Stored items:
↓

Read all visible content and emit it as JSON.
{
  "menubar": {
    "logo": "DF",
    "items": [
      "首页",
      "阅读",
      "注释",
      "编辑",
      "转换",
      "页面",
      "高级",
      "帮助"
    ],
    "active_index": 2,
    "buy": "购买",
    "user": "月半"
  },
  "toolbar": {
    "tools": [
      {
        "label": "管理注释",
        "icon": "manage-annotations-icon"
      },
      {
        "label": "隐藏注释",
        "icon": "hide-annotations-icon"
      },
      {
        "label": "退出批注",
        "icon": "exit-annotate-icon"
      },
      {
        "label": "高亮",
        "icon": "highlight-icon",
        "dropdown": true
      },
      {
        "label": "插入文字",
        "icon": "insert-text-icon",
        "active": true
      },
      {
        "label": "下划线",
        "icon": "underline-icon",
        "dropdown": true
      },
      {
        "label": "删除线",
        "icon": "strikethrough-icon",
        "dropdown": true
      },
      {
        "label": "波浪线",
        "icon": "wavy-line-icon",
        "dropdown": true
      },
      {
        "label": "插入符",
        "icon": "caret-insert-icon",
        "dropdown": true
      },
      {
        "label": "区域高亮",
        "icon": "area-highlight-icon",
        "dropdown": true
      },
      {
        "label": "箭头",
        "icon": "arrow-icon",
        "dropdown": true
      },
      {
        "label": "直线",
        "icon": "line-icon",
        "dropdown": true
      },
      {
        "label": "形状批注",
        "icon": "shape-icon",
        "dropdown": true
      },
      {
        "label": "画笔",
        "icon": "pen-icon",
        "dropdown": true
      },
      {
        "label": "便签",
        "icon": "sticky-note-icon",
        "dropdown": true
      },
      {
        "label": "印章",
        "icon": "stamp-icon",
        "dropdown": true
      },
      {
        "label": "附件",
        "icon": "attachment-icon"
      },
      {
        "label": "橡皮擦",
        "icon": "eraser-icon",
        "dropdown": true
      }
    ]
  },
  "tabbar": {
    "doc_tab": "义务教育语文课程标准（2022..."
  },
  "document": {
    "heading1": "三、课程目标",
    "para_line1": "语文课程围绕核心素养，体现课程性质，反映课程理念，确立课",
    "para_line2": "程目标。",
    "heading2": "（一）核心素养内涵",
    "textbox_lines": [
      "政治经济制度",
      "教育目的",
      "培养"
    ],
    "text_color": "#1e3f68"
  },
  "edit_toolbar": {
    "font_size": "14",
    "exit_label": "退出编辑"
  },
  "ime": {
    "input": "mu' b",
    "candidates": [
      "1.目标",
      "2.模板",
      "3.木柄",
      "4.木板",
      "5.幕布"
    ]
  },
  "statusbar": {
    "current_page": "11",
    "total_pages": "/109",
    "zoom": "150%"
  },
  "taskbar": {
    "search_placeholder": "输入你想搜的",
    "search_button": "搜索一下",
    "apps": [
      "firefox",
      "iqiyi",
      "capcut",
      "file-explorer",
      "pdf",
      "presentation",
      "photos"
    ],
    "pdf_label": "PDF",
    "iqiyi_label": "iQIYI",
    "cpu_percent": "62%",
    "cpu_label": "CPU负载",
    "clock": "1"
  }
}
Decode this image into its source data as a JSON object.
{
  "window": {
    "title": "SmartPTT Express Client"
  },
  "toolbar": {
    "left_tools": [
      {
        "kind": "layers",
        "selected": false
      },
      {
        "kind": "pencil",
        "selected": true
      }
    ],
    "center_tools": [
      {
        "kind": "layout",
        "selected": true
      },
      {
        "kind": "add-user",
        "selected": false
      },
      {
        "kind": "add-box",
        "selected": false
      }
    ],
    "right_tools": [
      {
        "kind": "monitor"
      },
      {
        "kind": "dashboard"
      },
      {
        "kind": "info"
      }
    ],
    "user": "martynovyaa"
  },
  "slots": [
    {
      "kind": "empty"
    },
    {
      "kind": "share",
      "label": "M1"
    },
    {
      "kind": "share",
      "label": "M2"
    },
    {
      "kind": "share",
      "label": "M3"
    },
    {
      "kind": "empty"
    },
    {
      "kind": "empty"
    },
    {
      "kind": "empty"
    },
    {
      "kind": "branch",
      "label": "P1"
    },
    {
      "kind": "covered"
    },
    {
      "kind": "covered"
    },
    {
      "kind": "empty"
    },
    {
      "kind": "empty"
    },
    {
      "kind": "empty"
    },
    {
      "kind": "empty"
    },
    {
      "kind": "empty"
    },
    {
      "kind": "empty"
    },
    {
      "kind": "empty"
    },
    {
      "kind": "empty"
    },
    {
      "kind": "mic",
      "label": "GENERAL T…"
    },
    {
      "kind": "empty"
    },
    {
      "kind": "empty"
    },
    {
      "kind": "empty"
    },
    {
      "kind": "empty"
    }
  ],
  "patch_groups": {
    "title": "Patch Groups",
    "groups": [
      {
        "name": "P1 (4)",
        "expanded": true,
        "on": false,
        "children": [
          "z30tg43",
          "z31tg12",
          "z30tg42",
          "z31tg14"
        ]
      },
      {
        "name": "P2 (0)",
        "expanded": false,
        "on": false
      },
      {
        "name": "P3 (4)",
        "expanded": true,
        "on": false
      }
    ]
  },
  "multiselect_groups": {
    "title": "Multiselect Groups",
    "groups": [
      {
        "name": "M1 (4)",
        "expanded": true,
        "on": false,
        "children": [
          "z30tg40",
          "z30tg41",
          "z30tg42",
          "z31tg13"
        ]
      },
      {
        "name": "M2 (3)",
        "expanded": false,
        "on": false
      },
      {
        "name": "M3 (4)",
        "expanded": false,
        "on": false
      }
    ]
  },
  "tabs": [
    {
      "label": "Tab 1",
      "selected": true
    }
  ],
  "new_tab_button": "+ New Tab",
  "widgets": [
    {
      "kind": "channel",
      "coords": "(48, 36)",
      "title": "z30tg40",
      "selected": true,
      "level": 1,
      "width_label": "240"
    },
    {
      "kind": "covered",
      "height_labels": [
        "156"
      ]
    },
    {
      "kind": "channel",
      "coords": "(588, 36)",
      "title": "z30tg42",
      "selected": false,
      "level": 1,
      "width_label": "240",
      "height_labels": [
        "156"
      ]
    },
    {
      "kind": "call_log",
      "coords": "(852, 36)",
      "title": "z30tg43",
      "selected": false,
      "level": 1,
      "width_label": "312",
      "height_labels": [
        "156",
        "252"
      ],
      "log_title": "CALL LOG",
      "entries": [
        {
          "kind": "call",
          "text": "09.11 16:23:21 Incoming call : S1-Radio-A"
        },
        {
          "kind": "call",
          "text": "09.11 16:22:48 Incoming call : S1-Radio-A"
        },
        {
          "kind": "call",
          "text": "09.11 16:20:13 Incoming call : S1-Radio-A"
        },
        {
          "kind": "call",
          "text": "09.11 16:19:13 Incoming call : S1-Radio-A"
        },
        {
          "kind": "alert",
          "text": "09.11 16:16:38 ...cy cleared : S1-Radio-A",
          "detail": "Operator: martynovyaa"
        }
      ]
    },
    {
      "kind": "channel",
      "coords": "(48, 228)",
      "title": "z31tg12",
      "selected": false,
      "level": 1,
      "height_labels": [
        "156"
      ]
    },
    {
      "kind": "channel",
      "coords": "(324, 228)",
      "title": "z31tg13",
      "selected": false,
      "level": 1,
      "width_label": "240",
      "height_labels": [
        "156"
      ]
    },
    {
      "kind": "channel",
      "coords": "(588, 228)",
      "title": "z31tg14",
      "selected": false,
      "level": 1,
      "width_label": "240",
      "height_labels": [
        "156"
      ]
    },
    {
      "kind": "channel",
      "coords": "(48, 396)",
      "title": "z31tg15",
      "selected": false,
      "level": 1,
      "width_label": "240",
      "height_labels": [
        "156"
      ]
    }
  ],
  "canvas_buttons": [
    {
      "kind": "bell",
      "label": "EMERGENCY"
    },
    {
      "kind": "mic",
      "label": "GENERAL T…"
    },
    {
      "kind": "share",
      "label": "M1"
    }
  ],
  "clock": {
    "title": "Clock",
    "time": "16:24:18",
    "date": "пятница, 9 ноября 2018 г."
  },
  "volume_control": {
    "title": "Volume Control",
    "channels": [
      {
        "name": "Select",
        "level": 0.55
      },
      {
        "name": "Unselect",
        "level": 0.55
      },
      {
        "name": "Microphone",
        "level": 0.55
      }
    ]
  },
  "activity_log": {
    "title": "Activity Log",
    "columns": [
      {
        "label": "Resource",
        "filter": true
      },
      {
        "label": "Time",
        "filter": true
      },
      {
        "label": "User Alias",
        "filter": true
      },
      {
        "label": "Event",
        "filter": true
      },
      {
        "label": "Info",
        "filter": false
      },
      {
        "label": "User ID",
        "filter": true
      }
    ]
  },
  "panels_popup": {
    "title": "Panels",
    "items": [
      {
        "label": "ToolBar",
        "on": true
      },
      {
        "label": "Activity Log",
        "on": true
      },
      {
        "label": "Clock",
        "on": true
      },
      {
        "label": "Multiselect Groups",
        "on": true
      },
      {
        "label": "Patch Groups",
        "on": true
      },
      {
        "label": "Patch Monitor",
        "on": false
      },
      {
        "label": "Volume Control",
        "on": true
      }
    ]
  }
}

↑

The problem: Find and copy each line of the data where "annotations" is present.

Answer below:
        "icon": "manage-annotations-icon"
        "icon": "hide-annotations-icon"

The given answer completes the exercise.